AIM OF THE EXERCISE —
Your reproduction of the entries should be exact and should contain no pictures.

(Element data from apps and pages)
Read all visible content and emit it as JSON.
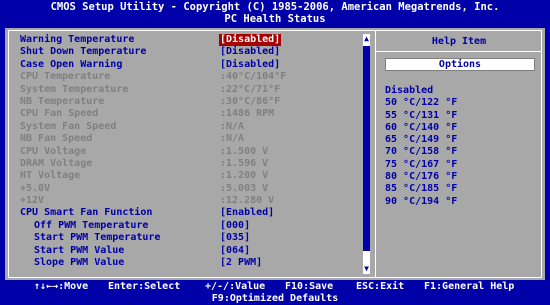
{
  "header": {
    "line1": "CMOS Setup Utility - Copyright (C) 1985-2006, American Megatrends, Inc.",
    "line2": "PC Health Status"
  },
  "settings": [
    {
      "label": "Warning Temperature",
      "value": "[Disabled]"
    },
    {
      "label": "Shut Down Temperature",
      "value": "[Disabled]"
    },
    {
      "label": "Case Open Warning",
      "value": "[Disabled]"
    },
    {
      "label": "CPU Temperature",
      "value": ":40°C/104°F"
    },
    {
      "label": "System Temperature",
      "value": ":22°C/71°F"
    },
    {
      "label": "NB Temperature",
      "value": ":30°C/86°F"
    },
    {
      "label": "CPU Fan Speed",
      "value": ":1486 RPM"
    },
    {
      "label": "System Fan Speed",
      "value": ":N/A"
    },
    {
      "label": "NB Fan Speed",
      "value": ":N/A"
    },
    {
      "label": "CPU Voltage",
      "value": ":1.500 V"
    },
    {
      "label": "DRAM Voltage",
      "value": ":1.596 V"
    },
    {
      "label": "HT Voltage",
      "value": ":1.200 V"
    },
    {
      "label": "+5.0V",
      "value": ":5.003 V"
    },
    {
      "label": "+12V",
      "value": ":12.280 V"
    },
    {
      "label": "CPU Smart Fan Function",
      "value": "[Enabled]"
    },
    {
      "label": "Off PWM Temperature",
      "value": "[000]"
    },
    {
      "label": "Start PWM Temperature",
      "value": "[035]"
    },
    {
      "label": "Start PWM Value",
      "value": "[064]"
    },
    {
      "label": "Slope PWM Value",
      "value": "[2 PWM]"
    }
  ],
  "help": {
    "title": "Help Item",
    "options_label": "Options",
    "options": [
      "Disabled",
      "50 °C/122 °F",
      "55 °C/131 °F",
      "60 °C/140 °F",
      "65 °C/149 °F",
      "70 °C/158 °F",
      "75 °C/167 °F",
      "80 °C/176 °F",
      "85 °C/185 °F",
      "90 °C/194 °F"
    ]
  },
  "footer": {
    "move": "↑↓←→:Move",
    "select": "Enter:Select",
    "value": "+/-/:Value",
    "save": "F10:Save",
    "exit": "ESC:Exit",
    "help": "F1:General Help",
    "optimized": "F9:Optimized Defaults"
  },
  "colors": {
    "background": "#0000a8",
    "panel": "#a8a8a8",
    "highlight": "#a80000",
    "inactive_text": "#808080"
  }
}
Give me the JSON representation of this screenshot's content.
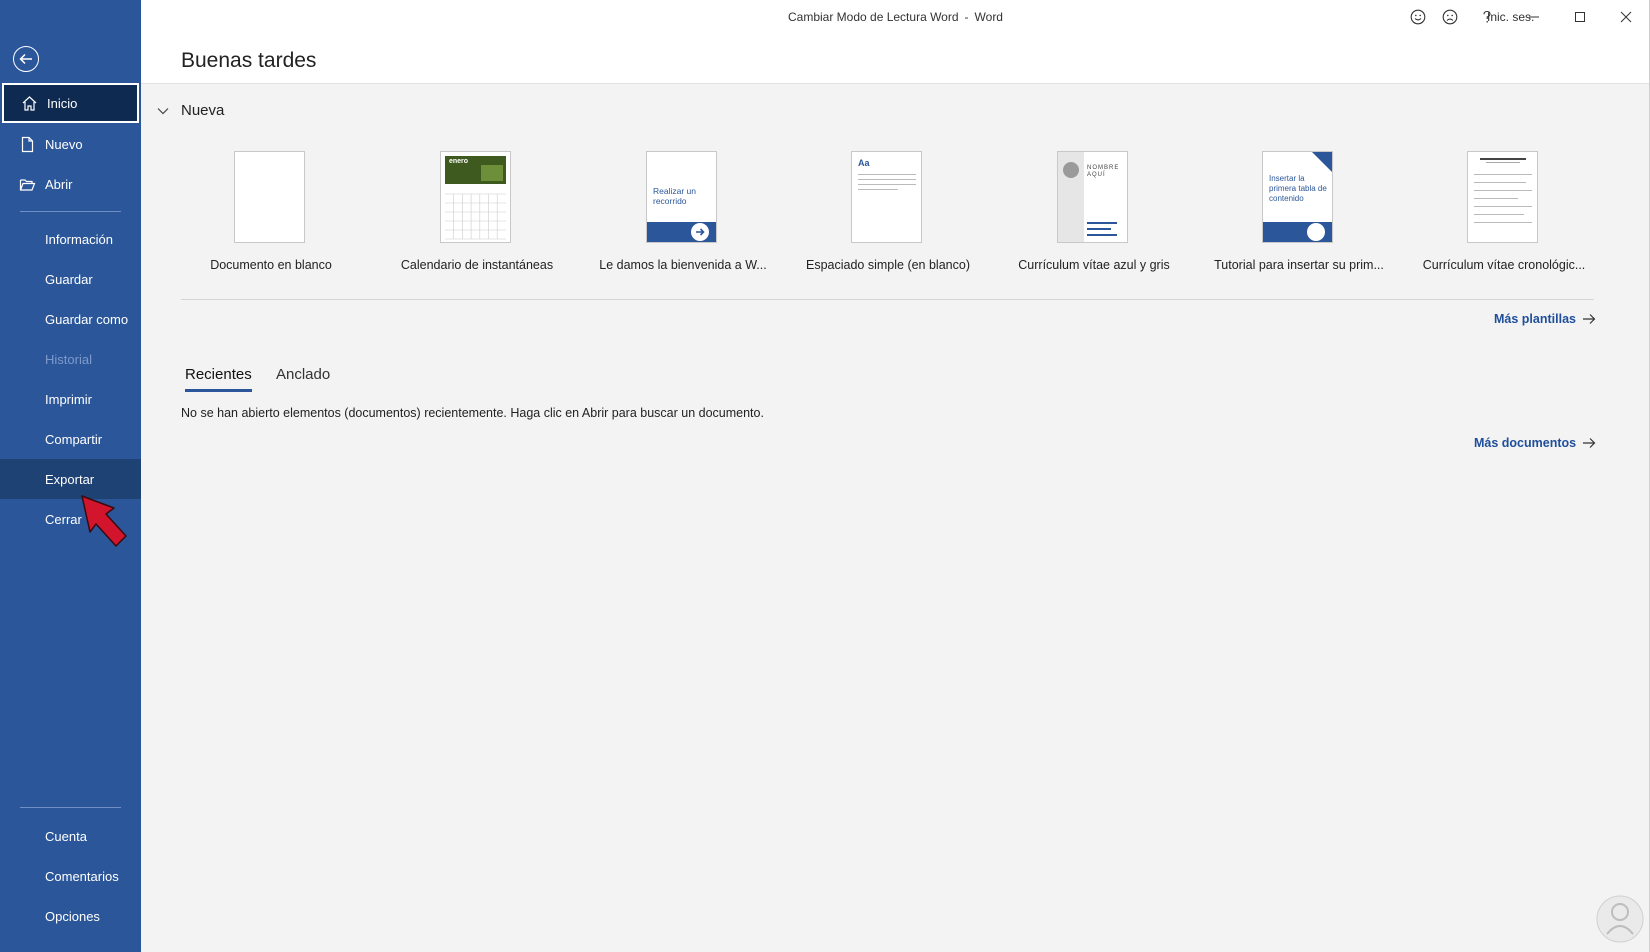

RESPONSE TO THE TASK —
Read all visible content and emit it as JSON.
{
  "header": {
    "line1": "CMOS Setup Utility - Copyright (C) 1985-2006, American Megatrends, Inc.",
    "line2": "PC Health Status"
  },
  "settings": [
    {
      "label": "Warning Temperature",
      "value": "[Disabled]"
    },
    {
      "label": "Shut Down Temperature",
      "value": "[Disabled]"
    },
    {
      "label": "Case Open Warning",
      "value": "[Disabled]"
    },
    {
      "label": "CPU Temperature",
      "value": ":40°C/104°F"
    },
    {
      "label": "System Temperature",
      "value": ":22°C/71°F"
    },
    {
      "label": "NB Temperature",
      "value": ":30°C/86°F"
    },
    {
      "label": "CPU Fan Speed",
      "value": ":1486 RPM"
    },
    {
      "label": "System Fan Speed",
      "value": ":N/A"
    },
    {
      "label": "NB Fan Speed",
      "value": ":N/A"
    },
    {
      "label": "CPU Voltage",
      "value": ":1.500 V"
    },
    {
      "label": "DRAM Voltage",
      "value": ":1.596 V"
    },
    {
      "label": "HT Voltage",
      "value": ":1.200 V"
    },
    {
      "label": "+5.0V",
      "value": ":5.003 V"
    },
    {
      "label": "+12V",
      "value": ":12.280 V"
    },
    {
      "label": "CPU Smart Fan Function",
      "value": "[Enabled]"
    },
    {
      "label": "Off PWM Temperature",
      "value": "[000]"
    },
    {
      "label": "Start PWM Temperature",
      "value": "[035]"
    },
    {
      "label": "Start PWM Value",
      "value": "[064]"
    },
    {
      "label": "Slope PWM Value",
      "value": "[2 PWM]"
    }
  ],
  "help": {
    "title": "Help Item",
    "options_label": "Options",
    "options": [
      "Disabled",
      "50 °C/122 °F",
      "55 °C/131 °F",
      "60 °C/140 °F",
      "65 °C/149 °F",
      "70 °C/158 °F",
      "75 °C/167 °F",
      "80 °C/176 °F",
      "85 °C/185 °F",
      "90 °C/194 °F"
    ]
  },
  "footer": {
    "move": "↑↓←→:Move",
    "select": "Enter:Select",
    "value": "+/-/:Value",
    "save": "F10:Save",
    "exit": "ESC:Exit",
    "help": "F1:General Help",
    "optimized": "F9:Optimized Defaults"
  },
  "colors": {
    "background": "#0000a8",
    "panel": "#a8a8a8",
    "highlight": "#a80000",
    "inactive_text": "#808080"
  }
}
Give me the JSON representation of this screenshot's content.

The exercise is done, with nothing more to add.